 NS366603: 1544 Flemingstoun (RSS iii no. 854).
 NS133683; 1513 Tollart Flemyng [recte: given as two names] (ER xiv, 518).
 NY319635; c.1234 Fleming halse (Holm Cultram Reg. no. 25).
 NJ593288; first with “Fleming” in 1492 Wardris Flemyng (ER x, 767).
 NY276700; first with “Fleming” in 1509 Kirpatrik-Flemyng (RSS i, 1905).
 NY250753; 1462 Kircconveth [‘Kirkconnel’] a.k.a. le Flemyng-landis, owned by the Fleming family of Kirkconnel (RMS ii no. 85). Kirkconnel was at the centre of its own parish till 1609, when it was united with Kirkpatrick-Fleming (Canmore, 67053).
 Near NY264729; 1492 Flemyngraw (ER x, 766).
 Unmapped Fleming, near NY617325 in Cumberland, 1950 (PNCu 1, 244); Fleming Hill†, Kettle, Fife, near NO300064, 1836 (Fraser Map, cited in pers. comm., Simon Taylor 2010); Fleming Strip NT560382, Melrose, Roxburghshire (Ordnance Survey mapping); Fleming’s Wood NT401661, Cranston, Midlothian (Ordnance Survey mapping); Flemington NS706449, Avondale, Lanarkshire, 1816 (Forrest Map); and Flemington† NS604674, Glasgow, Lanarkshire, 1816 Flimington (Forrest Map). Fleming Mill† NY275697, 1858 (OS 6″ 1st edn), was named from its location in Kirkpatrick-Fleming; Flemington† HU393546, Tingwall, Shetland, is due to landowner-imposed renaming in the nineteenth century, of unknown motivation (Black 1857, 453).
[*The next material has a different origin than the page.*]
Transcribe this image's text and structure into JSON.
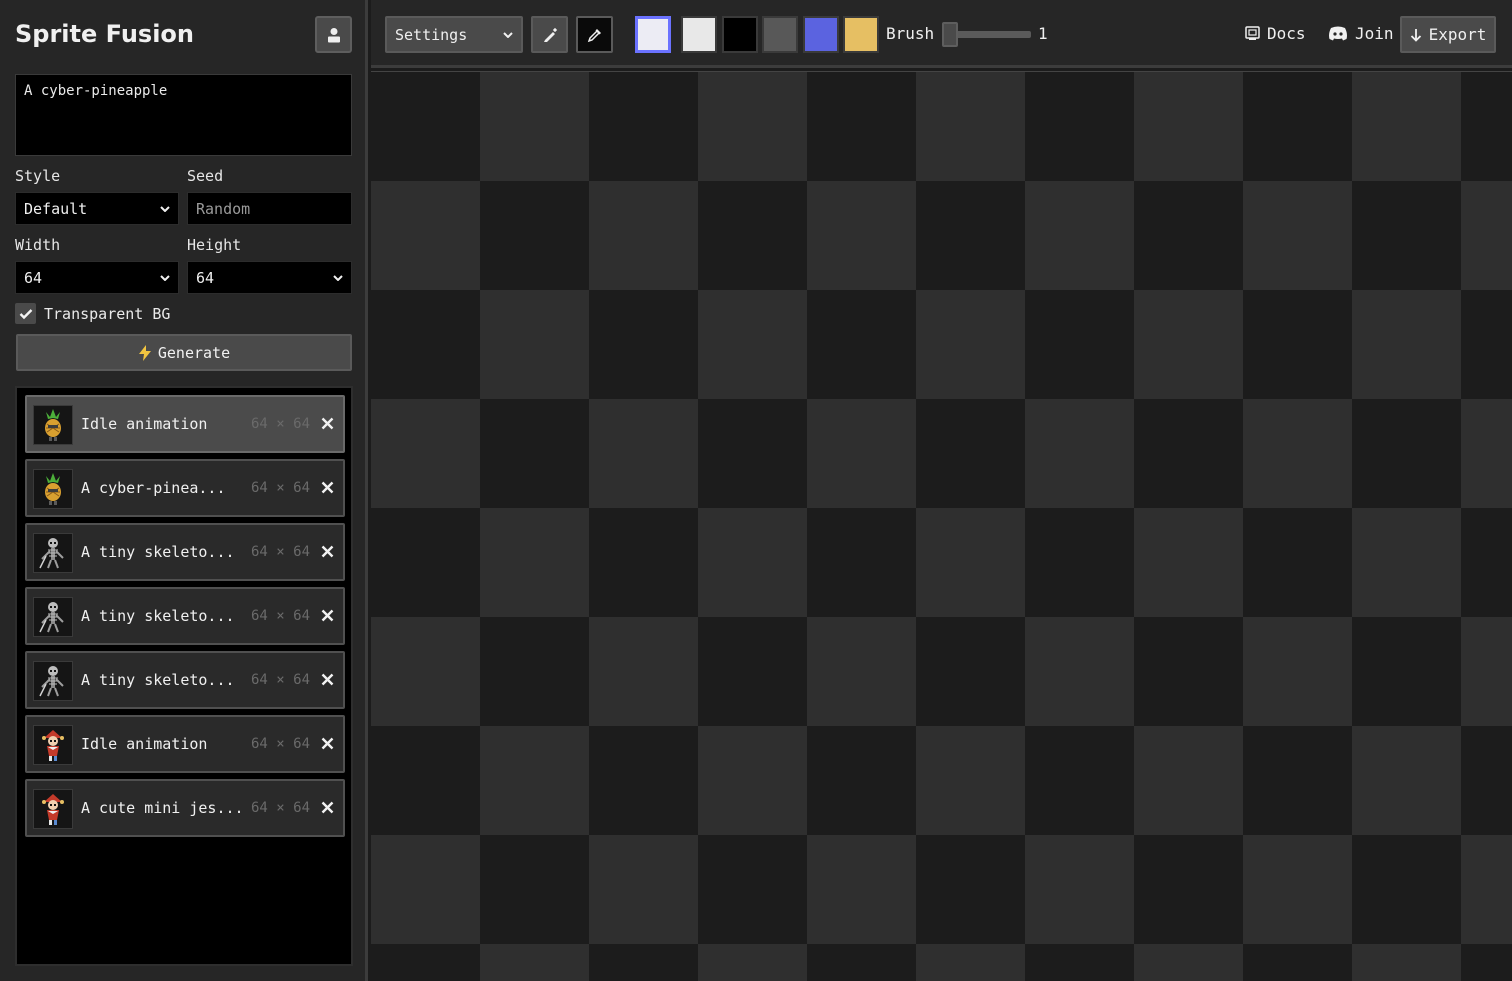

 1909 A’ Mhòine Fhlànrasach (Watson 1909, 153).
 1680s flandersmoss (Adair Map 3), 1777 Tilly-Moss, replaced by Moss-Flanders (Nimmo 1880 i, 17, 217).
 1098 Flemingtuna; interpreted as the ‘settlement of the Flemings’ in Addison 1978, 94, and, with less certainty, in Mills 1998, s.n.).
 Though the medial vowel e of some early forms appears to show the a of the Old Norse genitive plural, its presence is inconsistent and not securely recorded before 1201. A final e is found in variant forms of the Older Scots, Middle English and English Standard English ethnonym.
 Note that the lands held by four new twelfth-century Flemish landlords in Clydesdale, investigated in detail by Smith (2008 and 2008b), bear no relationship to the corpus of Fleming-names.
 Flamiggs (1652 Flemrigge, with rig ‘ridge’) might also qualify as grazing, if correctly identified by the study as applying to the upland area of Broughton Moor. It lies on the border of the parish named for Flimby, so could otherwise (or also) mark the limit of the territory of that community. Flamiggs, therefore, probably belongs with the only set of Fleming-names likely to contain the ethnonym, those that might be associated with medieval religious houses that were involved in the wool industry. Fleming Halse was recorded c.1234, but the Flemings were already in Cumberland in the late eleventh century, as shown by Flimby, so a derivative family-name is also possible. The nature and location of the tidal inlet, with a long but narrow feeder stream near the end of the headland formed by Rockcliffe Marsh, suggests that this area was grazing land for the Fleming(s).